- _What is required_: Report every line of the data where the string "active" appears.

Data extracted from a collection
⁂

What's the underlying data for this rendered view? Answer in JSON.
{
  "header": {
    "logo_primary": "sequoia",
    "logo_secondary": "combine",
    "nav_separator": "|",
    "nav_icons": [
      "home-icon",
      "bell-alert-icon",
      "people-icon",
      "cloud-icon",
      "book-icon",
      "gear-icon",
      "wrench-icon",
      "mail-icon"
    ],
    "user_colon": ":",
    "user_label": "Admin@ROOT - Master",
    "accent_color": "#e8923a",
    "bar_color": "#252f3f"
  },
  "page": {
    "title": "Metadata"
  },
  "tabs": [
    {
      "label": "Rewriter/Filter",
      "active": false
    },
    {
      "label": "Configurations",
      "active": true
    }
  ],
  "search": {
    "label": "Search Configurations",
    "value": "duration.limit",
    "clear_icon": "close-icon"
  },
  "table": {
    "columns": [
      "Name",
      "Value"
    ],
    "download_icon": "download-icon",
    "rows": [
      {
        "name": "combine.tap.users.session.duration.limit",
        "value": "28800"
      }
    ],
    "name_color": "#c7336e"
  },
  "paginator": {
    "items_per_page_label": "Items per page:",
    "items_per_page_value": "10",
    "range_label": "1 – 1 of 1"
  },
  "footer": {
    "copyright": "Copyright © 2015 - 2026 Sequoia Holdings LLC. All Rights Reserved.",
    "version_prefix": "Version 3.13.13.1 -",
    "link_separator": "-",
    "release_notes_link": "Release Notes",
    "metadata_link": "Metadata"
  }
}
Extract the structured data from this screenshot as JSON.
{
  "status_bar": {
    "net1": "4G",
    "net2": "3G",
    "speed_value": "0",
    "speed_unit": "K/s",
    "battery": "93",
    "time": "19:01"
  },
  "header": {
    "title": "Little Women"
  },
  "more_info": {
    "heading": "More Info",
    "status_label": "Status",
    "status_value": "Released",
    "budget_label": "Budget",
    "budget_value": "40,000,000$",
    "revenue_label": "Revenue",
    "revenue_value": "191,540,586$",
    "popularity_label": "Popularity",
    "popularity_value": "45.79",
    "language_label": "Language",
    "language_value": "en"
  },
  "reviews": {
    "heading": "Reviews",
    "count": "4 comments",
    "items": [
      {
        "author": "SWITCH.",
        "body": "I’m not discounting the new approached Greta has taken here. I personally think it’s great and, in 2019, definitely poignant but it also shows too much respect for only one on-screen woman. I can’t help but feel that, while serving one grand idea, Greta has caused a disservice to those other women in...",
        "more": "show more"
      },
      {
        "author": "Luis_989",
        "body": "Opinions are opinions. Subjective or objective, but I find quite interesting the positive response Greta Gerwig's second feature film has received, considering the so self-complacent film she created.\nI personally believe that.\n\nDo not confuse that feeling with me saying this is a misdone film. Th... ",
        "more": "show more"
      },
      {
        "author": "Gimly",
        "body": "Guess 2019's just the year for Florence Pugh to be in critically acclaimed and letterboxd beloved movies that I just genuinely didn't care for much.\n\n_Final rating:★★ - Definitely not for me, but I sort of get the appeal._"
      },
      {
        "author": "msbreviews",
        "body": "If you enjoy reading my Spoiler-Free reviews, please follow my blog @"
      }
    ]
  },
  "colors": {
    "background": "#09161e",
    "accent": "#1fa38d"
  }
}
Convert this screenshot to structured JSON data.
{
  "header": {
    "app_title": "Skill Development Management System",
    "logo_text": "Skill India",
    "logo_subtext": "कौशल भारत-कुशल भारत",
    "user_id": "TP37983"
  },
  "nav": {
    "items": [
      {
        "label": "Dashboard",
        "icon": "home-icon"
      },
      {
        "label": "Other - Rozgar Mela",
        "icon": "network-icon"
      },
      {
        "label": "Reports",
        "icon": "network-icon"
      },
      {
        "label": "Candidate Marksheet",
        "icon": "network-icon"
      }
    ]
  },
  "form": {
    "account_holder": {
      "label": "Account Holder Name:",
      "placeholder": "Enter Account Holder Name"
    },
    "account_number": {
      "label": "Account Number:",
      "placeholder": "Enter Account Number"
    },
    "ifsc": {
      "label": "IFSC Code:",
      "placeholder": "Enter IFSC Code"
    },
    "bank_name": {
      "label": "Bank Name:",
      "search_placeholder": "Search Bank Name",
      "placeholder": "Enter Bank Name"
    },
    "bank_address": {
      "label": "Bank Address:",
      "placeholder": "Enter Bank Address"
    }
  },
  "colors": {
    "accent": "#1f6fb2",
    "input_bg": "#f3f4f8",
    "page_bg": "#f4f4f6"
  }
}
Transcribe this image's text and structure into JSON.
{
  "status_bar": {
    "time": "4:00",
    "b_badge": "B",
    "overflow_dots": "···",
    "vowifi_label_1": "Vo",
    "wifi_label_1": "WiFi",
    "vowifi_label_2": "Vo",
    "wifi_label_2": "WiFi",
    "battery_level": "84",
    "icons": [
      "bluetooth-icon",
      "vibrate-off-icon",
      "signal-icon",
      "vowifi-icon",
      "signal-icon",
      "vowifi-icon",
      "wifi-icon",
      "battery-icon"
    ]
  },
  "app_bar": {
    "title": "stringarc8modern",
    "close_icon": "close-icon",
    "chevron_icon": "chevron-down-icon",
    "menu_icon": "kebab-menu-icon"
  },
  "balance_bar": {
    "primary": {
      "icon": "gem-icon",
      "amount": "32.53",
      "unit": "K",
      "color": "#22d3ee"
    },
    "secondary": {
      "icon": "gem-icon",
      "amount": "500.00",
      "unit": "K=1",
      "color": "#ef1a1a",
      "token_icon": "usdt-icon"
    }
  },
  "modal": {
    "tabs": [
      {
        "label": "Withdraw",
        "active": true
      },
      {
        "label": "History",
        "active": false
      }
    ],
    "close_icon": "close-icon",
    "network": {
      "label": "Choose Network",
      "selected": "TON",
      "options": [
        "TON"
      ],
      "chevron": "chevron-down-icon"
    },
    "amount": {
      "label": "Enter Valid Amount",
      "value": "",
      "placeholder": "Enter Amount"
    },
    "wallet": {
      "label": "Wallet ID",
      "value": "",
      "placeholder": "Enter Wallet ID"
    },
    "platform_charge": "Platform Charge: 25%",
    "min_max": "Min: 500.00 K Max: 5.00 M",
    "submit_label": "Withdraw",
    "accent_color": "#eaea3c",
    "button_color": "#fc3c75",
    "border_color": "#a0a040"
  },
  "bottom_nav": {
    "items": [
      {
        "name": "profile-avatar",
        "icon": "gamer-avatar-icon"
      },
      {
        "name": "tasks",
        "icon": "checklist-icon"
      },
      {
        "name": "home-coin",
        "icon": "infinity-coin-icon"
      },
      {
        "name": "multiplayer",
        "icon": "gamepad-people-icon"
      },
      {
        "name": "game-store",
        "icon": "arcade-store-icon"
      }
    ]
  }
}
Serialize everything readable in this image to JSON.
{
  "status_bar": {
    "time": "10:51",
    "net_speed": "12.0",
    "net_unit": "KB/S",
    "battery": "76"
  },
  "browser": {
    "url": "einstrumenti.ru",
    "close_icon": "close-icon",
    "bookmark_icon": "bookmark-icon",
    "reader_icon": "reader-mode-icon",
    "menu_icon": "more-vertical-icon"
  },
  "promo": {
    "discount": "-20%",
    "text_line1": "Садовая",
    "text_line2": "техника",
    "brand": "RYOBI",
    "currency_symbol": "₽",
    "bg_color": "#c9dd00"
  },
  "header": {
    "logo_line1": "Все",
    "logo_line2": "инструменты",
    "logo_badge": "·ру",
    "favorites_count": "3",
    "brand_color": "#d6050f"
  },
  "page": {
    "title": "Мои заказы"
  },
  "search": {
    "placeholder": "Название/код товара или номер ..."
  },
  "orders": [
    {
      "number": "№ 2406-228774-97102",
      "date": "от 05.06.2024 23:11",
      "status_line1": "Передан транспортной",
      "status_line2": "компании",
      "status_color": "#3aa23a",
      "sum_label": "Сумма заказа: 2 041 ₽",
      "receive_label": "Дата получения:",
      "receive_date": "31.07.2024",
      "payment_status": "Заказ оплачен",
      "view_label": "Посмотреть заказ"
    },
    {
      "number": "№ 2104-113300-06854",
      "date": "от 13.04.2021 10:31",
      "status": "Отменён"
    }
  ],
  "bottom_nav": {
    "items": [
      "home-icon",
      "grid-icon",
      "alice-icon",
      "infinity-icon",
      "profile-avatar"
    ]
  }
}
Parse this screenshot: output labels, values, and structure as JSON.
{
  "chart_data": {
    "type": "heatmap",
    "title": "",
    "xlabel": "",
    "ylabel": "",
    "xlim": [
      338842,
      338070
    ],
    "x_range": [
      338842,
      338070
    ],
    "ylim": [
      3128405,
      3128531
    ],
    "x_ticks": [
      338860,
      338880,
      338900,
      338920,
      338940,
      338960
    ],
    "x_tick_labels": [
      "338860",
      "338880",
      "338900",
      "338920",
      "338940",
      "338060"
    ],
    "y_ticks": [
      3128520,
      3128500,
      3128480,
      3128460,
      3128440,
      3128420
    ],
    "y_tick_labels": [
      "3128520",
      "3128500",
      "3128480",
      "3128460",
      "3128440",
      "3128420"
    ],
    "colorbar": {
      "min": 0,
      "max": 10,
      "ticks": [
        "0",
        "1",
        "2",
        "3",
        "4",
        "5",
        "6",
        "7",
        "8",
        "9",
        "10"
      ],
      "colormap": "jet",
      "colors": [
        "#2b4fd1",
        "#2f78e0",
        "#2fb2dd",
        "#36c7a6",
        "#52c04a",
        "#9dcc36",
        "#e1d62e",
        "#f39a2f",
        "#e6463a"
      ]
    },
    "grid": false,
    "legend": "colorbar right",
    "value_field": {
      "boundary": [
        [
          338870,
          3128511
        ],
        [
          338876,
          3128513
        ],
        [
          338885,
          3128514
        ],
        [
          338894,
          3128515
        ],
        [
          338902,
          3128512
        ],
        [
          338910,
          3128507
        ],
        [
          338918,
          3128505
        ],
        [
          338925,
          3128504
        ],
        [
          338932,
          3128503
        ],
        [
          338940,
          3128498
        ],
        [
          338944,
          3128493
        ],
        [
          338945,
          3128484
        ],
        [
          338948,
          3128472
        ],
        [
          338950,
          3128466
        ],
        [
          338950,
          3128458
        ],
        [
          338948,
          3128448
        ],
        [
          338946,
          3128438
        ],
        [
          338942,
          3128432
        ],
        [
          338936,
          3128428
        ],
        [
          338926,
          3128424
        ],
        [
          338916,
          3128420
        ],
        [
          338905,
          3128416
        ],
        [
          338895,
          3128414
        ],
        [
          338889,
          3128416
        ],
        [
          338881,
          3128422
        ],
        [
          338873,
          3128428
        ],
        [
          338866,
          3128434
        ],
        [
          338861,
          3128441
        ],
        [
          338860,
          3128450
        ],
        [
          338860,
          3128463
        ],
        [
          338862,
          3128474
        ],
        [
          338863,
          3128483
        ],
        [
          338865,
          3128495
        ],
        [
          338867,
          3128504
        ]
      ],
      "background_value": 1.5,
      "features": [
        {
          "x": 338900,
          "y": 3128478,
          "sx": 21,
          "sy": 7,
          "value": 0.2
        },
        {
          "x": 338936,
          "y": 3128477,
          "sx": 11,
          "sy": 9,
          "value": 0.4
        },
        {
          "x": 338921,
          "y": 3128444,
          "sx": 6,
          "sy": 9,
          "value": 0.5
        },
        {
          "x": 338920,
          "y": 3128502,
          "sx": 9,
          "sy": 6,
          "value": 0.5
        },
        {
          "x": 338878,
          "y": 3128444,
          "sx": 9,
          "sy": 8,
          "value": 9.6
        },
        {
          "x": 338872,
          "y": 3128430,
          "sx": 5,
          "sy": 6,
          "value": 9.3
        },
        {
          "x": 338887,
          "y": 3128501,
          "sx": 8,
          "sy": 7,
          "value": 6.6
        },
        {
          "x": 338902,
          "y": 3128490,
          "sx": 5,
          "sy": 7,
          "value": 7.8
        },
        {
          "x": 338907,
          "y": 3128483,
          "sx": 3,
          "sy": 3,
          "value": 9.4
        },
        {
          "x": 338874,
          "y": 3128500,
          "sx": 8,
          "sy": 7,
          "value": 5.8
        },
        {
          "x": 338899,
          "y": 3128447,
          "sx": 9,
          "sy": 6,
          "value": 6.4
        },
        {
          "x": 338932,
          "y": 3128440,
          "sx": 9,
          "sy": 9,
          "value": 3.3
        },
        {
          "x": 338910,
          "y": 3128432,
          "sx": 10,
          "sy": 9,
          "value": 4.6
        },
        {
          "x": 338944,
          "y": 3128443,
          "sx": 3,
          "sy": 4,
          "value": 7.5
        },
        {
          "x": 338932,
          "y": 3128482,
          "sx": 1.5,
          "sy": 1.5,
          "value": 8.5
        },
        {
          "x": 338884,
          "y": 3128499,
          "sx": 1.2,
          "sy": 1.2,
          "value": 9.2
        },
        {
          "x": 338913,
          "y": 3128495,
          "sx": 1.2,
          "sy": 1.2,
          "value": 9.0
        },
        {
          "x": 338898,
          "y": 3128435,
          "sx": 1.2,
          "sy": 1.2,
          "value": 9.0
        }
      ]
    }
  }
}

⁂

- _Answer to this exercise_:
      "active": false
      "active": true
        "active": true
        "active": false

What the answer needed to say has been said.